Just a reminder that the results of my Best-Worst Scaling survey which showed what would happen if we could know the (LEAVE/REMAIN) view of every eligible voter in the UK is on my work account.

Most follow-up – regional variation, recommendations as to which type of BREXIT are preferred by whom, how 8% of that 28% who never turned out to vote could have held the key to everything – will be on that account too.

Some interesting observations from the raw data – and remember we can look at an individual’s responses here, because BWS gave us 10 data points to estimate 5 parameters:

  • The East Midlands, although heavily LEAVE, skews quite heavily toward a different type of BREXIT to other LEAVE regions.
  • The strong preference for free trade is simply not there….it has shifted – VERY heavily – toward the free movement of people throughout Europe. This “strong positive liking of immigration” is visible nowhere else. The non-English countries/principalities (Wales, Northern Ireland and Scotland) have a broadly neutral view on immigration. The non East-Midlands part of England strongly dislikes it
  • East Midlanders also have a strong antipathy toward several key aspects of the EU – in fact the pattern of their dislikes looks remarkably consistent with a “Swiss form of BREXIT” – one of the so-called “soft” BREXIT options.
  • They also are the region which loathes the EU budget contribution the most.
  • Their results form a remarkably realistic view, compared to some other segments of British society: they (we – am a Nottinghamian) seem quite happy to sacrifice elements of the single market and the customs union, plus we’ll adopt a constructive view on immigration with our European neighbours if it means we “get some money back”. We’ll also compromise on free trade quite happily.

So what gives?
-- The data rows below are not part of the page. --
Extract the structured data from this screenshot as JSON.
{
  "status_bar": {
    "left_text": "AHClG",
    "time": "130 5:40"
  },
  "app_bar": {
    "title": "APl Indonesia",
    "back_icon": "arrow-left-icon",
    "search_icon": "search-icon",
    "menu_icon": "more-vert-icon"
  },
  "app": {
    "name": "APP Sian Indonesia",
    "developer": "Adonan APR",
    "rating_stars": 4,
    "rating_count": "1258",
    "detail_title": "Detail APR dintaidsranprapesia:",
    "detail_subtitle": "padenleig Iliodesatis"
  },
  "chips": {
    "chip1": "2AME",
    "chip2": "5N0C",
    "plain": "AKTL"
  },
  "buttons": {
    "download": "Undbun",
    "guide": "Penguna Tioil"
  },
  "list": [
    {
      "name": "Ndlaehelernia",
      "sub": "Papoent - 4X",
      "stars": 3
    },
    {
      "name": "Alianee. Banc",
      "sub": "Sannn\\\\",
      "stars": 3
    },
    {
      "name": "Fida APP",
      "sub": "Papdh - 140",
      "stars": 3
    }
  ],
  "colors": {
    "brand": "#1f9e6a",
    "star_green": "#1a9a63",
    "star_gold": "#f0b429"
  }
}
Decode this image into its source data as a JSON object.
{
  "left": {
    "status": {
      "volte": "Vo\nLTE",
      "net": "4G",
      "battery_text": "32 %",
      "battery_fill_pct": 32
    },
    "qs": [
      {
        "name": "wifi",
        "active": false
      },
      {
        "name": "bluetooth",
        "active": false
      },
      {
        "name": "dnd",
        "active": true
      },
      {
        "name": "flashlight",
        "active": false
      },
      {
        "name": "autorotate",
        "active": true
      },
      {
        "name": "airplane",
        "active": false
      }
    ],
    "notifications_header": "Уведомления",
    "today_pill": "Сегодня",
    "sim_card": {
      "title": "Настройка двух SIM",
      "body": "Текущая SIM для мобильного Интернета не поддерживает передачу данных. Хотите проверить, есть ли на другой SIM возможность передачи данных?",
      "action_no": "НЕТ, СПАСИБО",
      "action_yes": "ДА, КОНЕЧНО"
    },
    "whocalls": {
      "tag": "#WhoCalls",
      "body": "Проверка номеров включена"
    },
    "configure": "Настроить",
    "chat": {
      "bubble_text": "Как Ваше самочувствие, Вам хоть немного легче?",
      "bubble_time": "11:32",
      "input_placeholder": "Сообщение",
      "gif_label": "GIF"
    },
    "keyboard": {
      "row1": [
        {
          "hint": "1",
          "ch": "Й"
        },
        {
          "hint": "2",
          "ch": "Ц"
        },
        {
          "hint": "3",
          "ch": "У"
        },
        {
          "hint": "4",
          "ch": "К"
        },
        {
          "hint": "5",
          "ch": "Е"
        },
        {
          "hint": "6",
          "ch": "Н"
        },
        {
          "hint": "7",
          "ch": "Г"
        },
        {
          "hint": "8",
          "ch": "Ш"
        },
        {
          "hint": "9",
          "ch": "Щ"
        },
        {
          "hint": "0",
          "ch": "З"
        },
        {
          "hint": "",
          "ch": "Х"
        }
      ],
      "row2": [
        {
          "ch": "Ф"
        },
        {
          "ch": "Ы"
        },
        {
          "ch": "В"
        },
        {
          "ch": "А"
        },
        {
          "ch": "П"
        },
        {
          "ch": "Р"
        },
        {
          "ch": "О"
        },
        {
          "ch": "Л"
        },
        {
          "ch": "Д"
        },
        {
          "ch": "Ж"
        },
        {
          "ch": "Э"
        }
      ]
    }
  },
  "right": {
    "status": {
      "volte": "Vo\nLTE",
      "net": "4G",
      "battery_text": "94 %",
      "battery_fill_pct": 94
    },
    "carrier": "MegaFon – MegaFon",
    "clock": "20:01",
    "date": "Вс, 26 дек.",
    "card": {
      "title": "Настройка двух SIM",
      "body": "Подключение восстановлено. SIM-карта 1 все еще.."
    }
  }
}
Has everyone round here had some secret training in Ricardo’s work, thus recognising when free trade is not welfare-enhancing?